And I can go on and on…
Now here is my argument.
- In a situation where an author is trying to get you wrapped in his/her characters and plot, using cliché renders a layer of reality to the situation. I felt that when I read a few clichéd expressions in many a story. However, didn’t mind them as the story and the people felt real and I could relate to them.
It is the best way to connect with emotions of the readers. Not many readers in today’s world understand Shakespeare or Salman Rushdie in their first attempt. I say, give them an expression that they know, and connect with, while reading the book. It heightens their experience by enriching their journey. Also, this may make them read more (fingers crossed ).
3. Don’t we see, in our day to day lives, how people maneuver their situations in their lives and wonder at all the coincidences that get us through in many awkward situations? And now ask yourselves the how valid is calling Ex.3 a cliché question.

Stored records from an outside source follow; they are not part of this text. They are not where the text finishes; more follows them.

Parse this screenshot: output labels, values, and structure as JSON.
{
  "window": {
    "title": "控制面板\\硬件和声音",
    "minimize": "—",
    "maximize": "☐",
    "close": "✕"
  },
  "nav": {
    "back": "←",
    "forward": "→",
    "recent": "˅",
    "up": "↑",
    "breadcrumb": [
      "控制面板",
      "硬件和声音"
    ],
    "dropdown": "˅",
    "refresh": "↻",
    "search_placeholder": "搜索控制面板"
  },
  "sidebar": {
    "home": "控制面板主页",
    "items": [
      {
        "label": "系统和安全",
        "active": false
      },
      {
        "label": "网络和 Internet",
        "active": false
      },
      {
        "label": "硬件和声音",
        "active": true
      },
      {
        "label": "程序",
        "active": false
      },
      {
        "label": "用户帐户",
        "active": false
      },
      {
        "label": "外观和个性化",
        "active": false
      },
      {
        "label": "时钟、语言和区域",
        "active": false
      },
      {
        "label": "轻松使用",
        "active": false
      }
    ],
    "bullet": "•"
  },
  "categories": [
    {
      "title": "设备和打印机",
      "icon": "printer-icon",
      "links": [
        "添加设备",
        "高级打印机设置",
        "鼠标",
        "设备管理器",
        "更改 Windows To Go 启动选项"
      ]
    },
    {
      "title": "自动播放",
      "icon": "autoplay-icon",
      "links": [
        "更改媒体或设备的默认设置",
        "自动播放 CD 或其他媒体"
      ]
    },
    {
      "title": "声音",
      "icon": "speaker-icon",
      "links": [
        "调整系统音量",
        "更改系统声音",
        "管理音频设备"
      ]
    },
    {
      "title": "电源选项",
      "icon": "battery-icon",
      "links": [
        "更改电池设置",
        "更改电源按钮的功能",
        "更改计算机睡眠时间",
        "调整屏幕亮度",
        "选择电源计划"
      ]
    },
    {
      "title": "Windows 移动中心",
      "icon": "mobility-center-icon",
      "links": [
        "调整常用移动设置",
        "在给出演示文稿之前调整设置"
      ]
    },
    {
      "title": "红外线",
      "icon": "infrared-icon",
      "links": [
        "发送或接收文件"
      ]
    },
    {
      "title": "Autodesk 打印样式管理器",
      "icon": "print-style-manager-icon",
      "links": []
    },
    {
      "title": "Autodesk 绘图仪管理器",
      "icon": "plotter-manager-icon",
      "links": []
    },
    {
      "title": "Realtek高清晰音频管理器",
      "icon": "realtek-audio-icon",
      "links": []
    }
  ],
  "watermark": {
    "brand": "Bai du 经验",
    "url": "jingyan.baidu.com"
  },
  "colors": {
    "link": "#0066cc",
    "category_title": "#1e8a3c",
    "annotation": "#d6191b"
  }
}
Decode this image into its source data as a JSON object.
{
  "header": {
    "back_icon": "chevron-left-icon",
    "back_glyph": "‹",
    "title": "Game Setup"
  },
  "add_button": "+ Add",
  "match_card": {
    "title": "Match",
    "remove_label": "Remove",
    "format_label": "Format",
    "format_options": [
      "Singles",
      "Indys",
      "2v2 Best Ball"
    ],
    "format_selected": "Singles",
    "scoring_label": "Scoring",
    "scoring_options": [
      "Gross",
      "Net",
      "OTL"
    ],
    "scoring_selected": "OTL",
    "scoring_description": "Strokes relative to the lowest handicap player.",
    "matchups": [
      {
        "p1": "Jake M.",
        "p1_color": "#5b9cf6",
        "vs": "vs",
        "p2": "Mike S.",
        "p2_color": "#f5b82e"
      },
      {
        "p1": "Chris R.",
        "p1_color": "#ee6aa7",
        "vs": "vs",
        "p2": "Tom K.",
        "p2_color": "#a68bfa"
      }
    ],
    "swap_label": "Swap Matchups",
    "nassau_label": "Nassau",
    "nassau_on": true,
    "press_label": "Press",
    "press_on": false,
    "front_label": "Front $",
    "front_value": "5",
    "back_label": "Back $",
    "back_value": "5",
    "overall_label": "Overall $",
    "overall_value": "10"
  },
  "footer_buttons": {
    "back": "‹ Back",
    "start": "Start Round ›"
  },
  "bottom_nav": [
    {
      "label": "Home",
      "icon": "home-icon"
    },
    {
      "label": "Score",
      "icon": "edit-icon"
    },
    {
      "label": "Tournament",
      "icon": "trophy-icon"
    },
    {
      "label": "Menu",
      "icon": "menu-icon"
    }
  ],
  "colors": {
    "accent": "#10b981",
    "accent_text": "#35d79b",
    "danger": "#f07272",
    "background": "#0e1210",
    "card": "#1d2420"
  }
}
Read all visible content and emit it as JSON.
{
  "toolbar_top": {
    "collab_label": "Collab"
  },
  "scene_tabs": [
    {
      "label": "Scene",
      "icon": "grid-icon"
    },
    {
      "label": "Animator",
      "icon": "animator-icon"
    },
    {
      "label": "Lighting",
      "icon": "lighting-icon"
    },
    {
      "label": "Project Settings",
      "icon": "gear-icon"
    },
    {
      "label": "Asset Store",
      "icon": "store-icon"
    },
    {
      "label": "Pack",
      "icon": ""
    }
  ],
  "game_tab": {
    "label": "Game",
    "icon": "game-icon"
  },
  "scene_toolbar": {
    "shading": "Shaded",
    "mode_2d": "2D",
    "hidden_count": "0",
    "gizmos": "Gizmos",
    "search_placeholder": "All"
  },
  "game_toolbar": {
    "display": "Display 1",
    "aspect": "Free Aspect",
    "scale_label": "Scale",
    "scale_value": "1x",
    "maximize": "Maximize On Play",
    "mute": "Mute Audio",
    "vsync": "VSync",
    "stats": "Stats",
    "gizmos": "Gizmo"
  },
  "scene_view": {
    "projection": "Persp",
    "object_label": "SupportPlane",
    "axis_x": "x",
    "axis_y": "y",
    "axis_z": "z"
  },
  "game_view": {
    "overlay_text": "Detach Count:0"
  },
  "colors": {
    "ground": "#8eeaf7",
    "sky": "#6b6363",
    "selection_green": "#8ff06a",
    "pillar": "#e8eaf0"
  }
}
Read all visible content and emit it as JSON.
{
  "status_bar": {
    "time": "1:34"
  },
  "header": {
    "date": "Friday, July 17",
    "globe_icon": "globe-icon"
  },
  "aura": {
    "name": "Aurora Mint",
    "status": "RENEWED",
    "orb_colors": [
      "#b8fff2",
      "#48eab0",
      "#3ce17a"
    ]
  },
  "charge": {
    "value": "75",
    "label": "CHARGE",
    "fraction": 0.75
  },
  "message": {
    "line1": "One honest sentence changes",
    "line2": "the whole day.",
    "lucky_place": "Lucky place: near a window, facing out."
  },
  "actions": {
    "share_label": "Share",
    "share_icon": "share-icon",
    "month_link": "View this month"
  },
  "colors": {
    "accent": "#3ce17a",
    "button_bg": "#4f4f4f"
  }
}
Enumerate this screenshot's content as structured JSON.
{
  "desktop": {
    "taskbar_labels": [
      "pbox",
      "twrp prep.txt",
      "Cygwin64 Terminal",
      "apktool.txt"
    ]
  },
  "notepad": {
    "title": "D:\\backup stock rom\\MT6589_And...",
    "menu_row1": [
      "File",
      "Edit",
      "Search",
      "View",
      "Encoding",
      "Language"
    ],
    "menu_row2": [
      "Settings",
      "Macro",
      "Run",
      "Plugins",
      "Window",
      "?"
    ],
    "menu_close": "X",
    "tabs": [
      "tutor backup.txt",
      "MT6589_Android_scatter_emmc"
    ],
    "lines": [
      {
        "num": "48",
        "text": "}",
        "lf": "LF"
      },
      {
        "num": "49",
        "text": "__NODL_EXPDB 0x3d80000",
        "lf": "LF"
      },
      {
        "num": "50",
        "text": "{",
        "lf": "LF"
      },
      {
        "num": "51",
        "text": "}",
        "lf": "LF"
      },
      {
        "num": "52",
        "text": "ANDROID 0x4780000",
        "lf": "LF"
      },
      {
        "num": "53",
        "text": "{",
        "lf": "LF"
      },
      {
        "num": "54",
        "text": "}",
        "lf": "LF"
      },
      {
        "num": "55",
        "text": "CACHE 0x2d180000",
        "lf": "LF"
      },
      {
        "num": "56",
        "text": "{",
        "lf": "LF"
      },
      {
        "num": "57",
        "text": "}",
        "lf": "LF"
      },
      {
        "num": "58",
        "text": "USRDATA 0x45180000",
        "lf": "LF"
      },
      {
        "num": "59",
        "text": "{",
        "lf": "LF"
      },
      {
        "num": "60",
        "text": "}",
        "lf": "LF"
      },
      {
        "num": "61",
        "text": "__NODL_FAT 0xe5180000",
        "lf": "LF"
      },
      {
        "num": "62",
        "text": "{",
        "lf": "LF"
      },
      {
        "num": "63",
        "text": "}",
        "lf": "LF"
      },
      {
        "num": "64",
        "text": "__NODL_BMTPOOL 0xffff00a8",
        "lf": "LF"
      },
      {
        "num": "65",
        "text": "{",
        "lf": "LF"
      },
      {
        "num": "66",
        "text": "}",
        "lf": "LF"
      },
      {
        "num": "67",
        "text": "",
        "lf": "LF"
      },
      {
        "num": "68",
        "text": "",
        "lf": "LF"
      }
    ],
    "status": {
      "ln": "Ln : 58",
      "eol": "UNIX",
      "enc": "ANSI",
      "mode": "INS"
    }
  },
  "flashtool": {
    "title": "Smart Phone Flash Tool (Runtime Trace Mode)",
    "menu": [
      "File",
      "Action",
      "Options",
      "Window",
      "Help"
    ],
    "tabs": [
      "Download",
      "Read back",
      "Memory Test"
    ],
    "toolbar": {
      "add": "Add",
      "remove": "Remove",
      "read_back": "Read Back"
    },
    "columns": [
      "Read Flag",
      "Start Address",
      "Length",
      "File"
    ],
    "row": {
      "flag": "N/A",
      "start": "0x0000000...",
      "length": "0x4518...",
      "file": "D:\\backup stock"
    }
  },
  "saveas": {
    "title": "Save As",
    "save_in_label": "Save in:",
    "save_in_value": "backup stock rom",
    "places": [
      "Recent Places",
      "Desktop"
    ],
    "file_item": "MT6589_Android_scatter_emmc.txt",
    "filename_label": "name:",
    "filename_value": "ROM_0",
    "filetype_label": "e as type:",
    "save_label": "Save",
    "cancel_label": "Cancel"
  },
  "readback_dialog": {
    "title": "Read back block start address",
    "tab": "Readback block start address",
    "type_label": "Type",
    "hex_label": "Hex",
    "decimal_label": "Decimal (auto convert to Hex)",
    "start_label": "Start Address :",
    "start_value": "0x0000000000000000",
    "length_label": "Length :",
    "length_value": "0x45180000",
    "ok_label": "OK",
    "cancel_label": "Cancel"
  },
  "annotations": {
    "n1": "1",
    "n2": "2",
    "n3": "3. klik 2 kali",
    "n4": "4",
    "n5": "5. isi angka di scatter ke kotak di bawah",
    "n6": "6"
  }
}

Methodological cliché is definitely a flaw in story-telling, they say. I fail to understand their argument as I believe ‘Humanity is itself a Cliché, made by God!’
We are all the same deep down beneath our fair and dark skins, tall and short statures, stout and anorexic appetites. We dwell on this planet treading as cautiously as we can protecting everyone we love, while fears of losing everything hangs above us like a loose chandelier waiting to crumble with slight breeze. We share many common factors that bind us – Fear, joy and sorrow are felt and expressed the same by all of humanity. I hope you got the drift and will stop here.
Last but not the least, If God himself cannot break the tag of cliche in creating humanity (they say there may be seven look a likes in the world eh?, wouldn’t it be too arrogant on my part to even attempt to break it?
I mean, you all know and agree I am no God.
So, the defense rests with the judge’s verdict – The author is free to use as many clichés as he/she wants. However, be extremely careful with your plots and characters.
Now I know why Hemingway said, ‘Writing is Architecture not Interior Designing.’